In response to the increasing globalization of agriculture, La Via Campesina was founded in 1993 in order to give small- and medium-scale farmers a voice. La Via Campesina is “the international movement which brings together millions of peasants, small and medium-size farmers, landless people, women farmers, indigenous people, migrants and agricultural workers around the world. It defends small-scale sustainable agriculture as a way to promote social justice and dignity.” The movement is made up of 164 local and national organizations in more than 70 countries across Asia, Africa, Europe, and the Americas, representing an estimated 200 million farmers.
La Via Campesina’s mission is inspired by the concept of "food sovereignty," a term first coined at the World Food Summit in 1996. According to La Via Campesina, food sovereignty “prioritizes local food production and consumption…gives a country the right to protect its local producers from cheap imports and to control production…[and] ensures that the rights to use and manage lands, territories, water, seeds, livestock and biodiversity are in the hands of those who produce food and not of the corporate sector.” Realizing food sovereignty has become the central goal of the movement, with a focus on the needs of the people rather than large global corporations. La Via Campesina also emphasizes women’s important role in agriculture, advocating for women’s rights and gender equality.
The organization is split into nine regions: Africa 1, Africa 2, North America, South America, Central America, Southeast and East Asia, South Asia, the Caribbean, and Europe. This decentralized organizational structure democratizes the movement, as the international secretariat rotates among the nine regions based on a collective decision made by La Via Campesina’s International Coordinating Counci, which is composed of one man and one woman from each region. The organization was first established in Mons, Belgium (1993-1996); it then moved to Tegucigalpa, Honduras (1997-2004) and then to Jakarta, Indonesia (2004-2013). As of 2014, La Via Campesina is based in Harare, Zimbabwe.
Several members of La Via Campesina spoke at the recent Global Dialogue on Family Farming (GDFF) hosted by the U.N. Food and Agriculture Organization (FAO) in Rome: Ms. Chukki Najundaswamy on “Raising the Voice of Family Farmers”; Ms. Joan Brady (Canada) on “Women and Youth in Family Farming”; Mr. Renaldo Chingore (Mozambique) on “Setting the Enabling Environment for Family Farming”; Ms. Dayana Cristina Mezzonato Machado on “Research and Advisory Services for Family Farming”; and Mr. Javier Sanchez on “Ensuring the Legacy of the International Year of Family Farming (IYFF).” During her panel presentation, Najundaswamy stated: “Family farmers were not born yesterday. It is them who have been feeding the world since agriculture came into existence…What I would like to tell you here is that family farming is not just a theme to celebrate for one year. Family farming is the [only] way of doing agriculture.”

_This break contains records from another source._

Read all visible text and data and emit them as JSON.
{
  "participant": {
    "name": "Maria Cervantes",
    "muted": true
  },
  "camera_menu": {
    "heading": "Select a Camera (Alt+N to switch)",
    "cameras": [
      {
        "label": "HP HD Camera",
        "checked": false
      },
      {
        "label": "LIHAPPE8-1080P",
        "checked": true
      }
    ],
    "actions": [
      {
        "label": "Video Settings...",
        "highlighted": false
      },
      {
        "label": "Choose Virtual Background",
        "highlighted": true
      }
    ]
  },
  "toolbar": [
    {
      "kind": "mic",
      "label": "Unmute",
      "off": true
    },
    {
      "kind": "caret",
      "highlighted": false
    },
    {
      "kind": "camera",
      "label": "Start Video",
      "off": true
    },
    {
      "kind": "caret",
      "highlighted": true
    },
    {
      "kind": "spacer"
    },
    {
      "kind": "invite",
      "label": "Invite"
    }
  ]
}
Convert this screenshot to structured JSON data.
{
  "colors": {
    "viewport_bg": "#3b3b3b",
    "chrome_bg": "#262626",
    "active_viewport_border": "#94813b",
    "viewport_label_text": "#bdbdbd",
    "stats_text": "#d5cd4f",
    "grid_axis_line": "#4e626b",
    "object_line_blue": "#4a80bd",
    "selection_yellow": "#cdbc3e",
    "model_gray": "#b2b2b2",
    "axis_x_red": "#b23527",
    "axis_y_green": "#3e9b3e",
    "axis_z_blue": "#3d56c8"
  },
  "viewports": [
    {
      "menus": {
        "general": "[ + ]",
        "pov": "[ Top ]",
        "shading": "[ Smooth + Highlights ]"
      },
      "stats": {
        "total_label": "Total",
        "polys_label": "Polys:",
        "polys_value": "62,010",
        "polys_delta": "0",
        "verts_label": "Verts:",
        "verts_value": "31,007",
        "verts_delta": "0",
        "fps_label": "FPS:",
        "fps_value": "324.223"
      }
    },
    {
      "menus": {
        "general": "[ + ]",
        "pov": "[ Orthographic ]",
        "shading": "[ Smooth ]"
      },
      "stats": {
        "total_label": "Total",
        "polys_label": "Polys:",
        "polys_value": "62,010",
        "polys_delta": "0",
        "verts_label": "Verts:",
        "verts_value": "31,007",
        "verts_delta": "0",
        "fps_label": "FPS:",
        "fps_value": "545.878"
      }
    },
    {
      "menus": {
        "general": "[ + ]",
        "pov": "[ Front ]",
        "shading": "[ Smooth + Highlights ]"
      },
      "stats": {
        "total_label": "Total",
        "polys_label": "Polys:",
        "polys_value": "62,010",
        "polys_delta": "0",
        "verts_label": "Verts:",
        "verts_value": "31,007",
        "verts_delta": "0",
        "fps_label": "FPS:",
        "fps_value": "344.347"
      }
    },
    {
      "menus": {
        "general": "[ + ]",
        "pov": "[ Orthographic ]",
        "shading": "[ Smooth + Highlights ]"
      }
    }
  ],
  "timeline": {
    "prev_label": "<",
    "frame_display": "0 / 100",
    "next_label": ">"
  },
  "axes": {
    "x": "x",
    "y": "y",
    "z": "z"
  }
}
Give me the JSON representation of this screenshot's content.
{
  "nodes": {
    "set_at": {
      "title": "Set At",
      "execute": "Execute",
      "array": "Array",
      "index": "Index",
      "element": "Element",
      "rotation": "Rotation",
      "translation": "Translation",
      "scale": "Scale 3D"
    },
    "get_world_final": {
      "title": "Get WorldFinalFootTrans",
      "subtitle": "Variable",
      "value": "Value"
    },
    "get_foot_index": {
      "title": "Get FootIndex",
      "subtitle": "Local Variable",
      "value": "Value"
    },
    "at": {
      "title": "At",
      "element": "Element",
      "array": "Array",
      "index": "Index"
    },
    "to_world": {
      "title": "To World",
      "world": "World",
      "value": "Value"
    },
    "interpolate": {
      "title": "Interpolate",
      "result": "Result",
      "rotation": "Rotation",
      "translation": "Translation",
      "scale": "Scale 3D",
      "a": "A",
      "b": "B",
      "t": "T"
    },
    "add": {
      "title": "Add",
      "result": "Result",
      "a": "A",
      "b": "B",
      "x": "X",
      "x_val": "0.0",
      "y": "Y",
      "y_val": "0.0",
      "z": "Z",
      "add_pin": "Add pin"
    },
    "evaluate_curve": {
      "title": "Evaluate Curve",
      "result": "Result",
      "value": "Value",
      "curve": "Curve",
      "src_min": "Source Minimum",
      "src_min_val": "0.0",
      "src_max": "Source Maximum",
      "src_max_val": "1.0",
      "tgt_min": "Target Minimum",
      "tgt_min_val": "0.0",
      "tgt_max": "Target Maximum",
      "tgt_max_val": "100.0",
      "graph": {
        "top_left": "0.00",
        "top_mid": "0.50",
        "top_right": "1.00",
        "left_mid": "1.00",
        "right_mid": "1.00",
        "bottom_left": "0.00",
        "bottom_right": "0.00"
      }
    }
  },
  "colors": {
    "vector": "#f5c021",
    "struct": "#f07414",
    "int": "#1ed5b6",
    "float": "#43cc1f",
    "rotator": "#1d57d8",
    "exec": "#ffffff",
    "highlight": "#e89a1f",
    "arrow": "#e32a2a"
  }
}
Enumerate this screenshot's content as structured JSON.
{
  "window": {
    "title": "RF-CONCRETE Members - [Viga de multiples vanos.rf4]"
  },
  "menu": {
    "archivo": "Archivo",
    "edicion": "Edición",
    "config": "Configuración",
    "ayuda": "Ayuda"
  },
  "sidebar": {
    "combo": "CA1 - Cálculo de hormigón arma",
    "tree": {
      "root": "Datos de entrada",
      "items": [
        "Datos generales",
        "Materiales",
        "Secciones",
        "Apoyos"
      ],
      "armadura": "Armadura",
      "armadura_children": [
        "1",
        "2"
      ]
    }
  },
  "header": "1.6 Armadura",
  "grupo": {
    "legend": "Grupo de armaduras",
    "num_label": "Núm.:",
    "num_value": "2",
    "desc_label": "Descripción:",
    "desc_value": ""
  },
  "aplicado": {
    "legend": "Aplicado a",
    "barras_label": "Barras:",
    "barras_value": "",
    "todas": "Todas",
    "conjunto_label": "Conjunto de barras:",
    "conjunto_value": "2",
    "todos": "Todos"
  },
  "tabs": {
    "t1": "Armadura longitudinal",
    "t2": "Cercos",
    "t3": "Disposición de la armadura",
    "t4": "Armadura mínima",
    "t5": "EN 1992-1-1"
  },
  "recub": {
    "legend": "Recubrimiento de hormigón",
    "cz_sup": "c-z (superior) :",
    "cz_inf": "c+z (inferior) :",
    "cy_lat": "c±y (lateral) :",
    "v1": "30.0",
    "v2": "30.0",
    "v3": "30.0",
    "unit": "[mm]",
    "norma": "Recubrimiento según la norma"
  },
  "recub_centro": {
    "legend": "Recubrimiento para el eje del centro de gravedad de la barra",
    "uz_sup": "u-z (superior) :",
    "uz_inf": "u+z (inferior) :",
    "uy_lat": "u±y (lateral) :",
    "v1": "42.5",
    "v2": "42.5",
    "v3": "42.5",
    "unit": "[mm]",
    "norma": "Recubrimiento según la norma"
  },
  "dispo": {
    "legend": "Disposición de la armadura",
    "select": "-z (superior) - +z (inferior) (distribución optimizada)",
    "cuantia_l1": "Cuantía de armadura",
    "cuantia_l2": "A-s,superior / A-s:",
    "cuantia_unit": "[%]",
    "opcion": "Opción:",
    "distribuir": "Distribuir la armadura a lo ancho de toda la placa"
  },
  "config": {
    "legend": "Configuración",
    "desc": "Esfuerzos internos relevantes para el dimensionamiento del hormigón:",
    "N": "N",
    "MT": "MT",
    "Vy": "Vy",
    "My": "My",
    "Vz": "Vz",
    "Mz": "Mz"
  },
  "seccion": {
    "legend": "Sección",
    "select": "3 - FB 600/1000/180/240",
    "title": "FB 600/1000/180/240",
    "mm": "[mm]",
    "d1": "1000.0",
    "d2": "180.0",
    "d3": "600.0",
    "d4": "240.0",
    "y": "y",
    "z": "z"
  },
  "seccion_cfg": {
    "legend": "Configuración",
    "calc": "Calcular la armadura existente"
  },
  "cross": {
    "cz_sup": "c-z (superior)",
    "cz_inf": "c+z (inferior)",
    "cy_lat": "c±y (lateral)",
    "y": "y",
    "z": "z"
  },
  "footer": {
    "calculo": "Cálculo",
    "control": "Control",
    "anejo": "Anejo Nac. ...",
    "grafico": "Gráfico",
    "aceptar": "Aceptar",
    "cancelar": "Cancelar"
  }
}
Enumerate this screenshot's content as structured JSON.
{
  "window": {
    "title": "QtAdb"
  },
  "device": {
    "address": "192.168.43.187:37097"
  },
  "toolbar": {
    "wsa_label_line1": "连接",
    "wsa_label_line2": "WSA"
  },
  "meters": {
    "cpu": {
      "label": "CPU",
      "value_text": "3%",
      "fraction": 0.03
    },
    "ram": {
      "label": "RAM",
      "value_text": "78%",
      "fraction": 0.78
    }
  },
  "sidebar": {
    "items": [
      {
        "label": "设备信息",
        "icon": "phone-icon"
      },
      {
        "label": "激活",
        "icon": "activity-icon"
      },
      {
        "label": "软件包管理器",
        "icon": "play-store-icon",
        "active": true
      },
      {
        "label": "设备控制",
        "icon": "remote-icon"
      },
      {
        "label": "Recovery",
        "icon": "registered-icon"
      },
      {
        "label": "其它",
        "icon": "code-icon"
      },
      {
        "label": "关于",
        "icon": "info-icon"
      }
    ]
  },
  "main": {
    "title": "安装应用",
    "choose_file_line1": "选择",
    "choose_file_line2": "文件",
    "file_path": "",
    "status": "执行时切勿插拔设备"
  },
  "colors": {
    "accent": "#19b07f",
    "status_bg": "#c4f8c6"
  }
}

La Via Campesina has played an active role in supporting the IYFF, with several campaigns promoting policies that protect and strengthen family farming for peasants and small-scale farmers. “Amidst the Food and Agriculture Organization’s proclaimed ‘International Year of Family Farming’, La Via Campesina stresses that small-scale family farming is a fundamental element of food sovereignty, an alternative model of food production which is free of both human and natural resource exploitation…Even in the face of adverse policy frameworks, the ingenuity and resilience of family farmers coupled with public demand has lead to the strengthening of local food systems based on family farming and agroecological practices.”